It’s ungodly expensive! I don’t think I’ve ever lived in any other place as expensive as Singapore. To make you understand how expensive it is in Singapore, a single room in the down town would cost you about $900 to $1200. I once looked at a room in Yishun, which is about 30 minutes on the MRT, then about 20 to 25 minutes in LRT and then about a 15 minute walk, was priced at $650. The apartment had 4 rooms. The owners family (mother, father and a child) in one room, 2 girls in a common room, another mom and two children in the 3rd room and he was renting the 4th room and that is what we were looking at. That’s how many people were in one apartment not to mention how small these apartments were. Singaporeans in general are very frustrated about their living standards, really. In most of these apartments, you are not allowed to cook either. Here’s what Numbeo says about Singapore costs, but I don’t think it’s accurate. In the US, one could at Mcdonals and get a minimum wage paycheck and yet afford to rent an apartment, own a car, etc etc. In Singapore you can’t even own a room if you work at Mcdonals. Forget about owning a vehicle. I met several founder who thought moving to Valley or any where else is better than Singapore, because of its the costs they are not able to cover. I personally got sick of paying for my mobile tariffs and data usage.
Government regulations are not as good as they say it to be. I have started to doubt the ratings on Singapore for ‘Regulations’ in Benjamin Joffe’s ‘Ecosystem 101: The Six Necessary Categories To Build The Next Silicon Valley’ post on Techcrunch. Sure enough, regulators have marketed the hell out of Singapore, but rules are not flexible enough for a startup community. There’s no paypal in Singapore anymore, the banks have much higher transaction fees, there’s no proper visa scheme introduced for startupers and the list goes on and on. There’s absolutely no proper mechanism for them to filter tech communities from anyone else doing business in Singapore. For those who are in to commodity sales, etc would have better changes of getting things setup than a tech startup.
Too much pride? Singaporeans sure have some pride about their selves. There’s nothing wrong with having a pride about the country and being patriotic, but some times it might look like racism so they have to be careful! I have lived in southern part of US in Ark-LA-Tex area where everyone says that’s the most racist part in US for two years, but I never felt anything like this there either. Everyone was much friendlier. This situation in Singapore starts to annoy you after a little while.
Show me the money! This is very frustrating at times.

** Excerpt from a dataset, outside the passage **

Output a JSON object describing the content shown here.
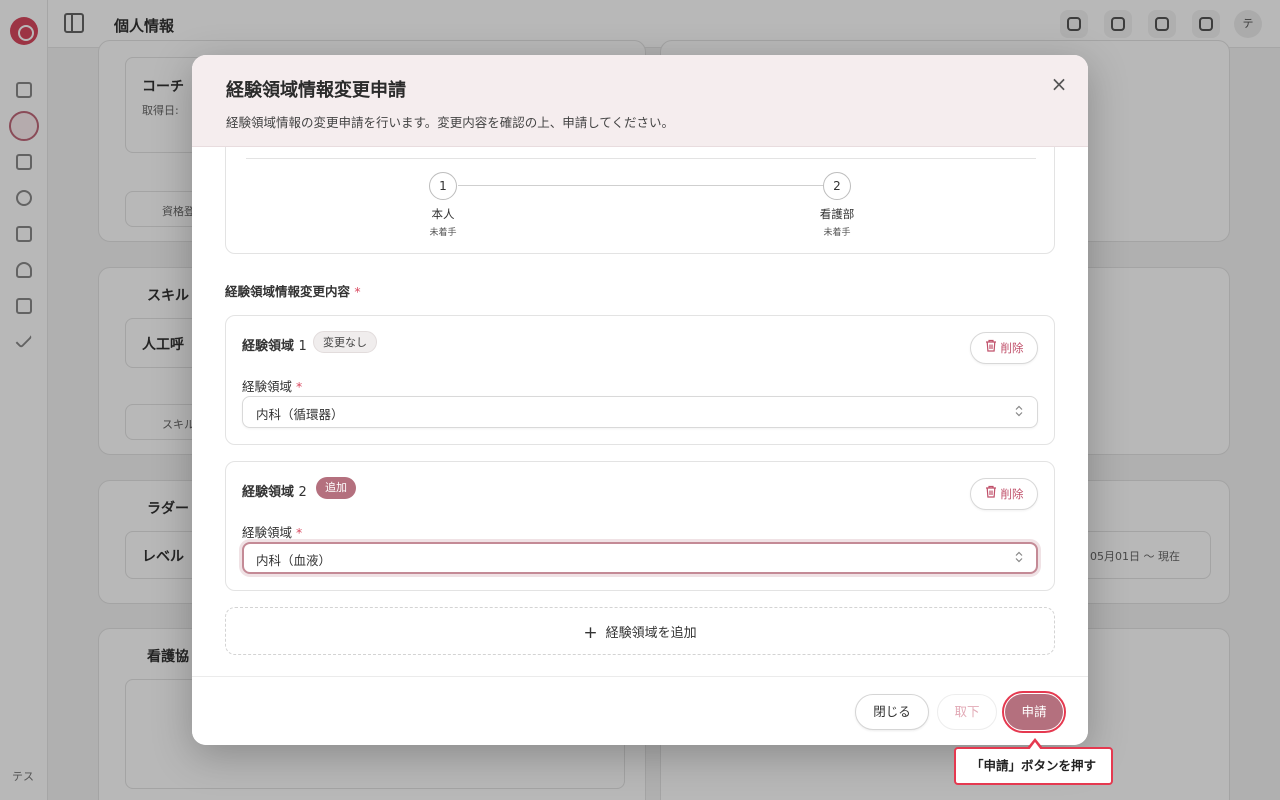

The money first type of a culture is really bad for a startup eco system, because any startup community is made with a lot of givers mentoring founders. I faced a situation where the server at a restaurant didn’t keep the food on the table until I paid for the food as if I was going to run after the meal. I was with my wife too. All hotels are pre-paid. It’s not like the US or Sri Lanka where you pay at checkout. In Singapore you pay for everything before you receive the service. If the service is bad, too bad for you, just don’t go to that place again.
I wouldn’t be surprised if they had banned me from entering Singapore ever again for writing this post!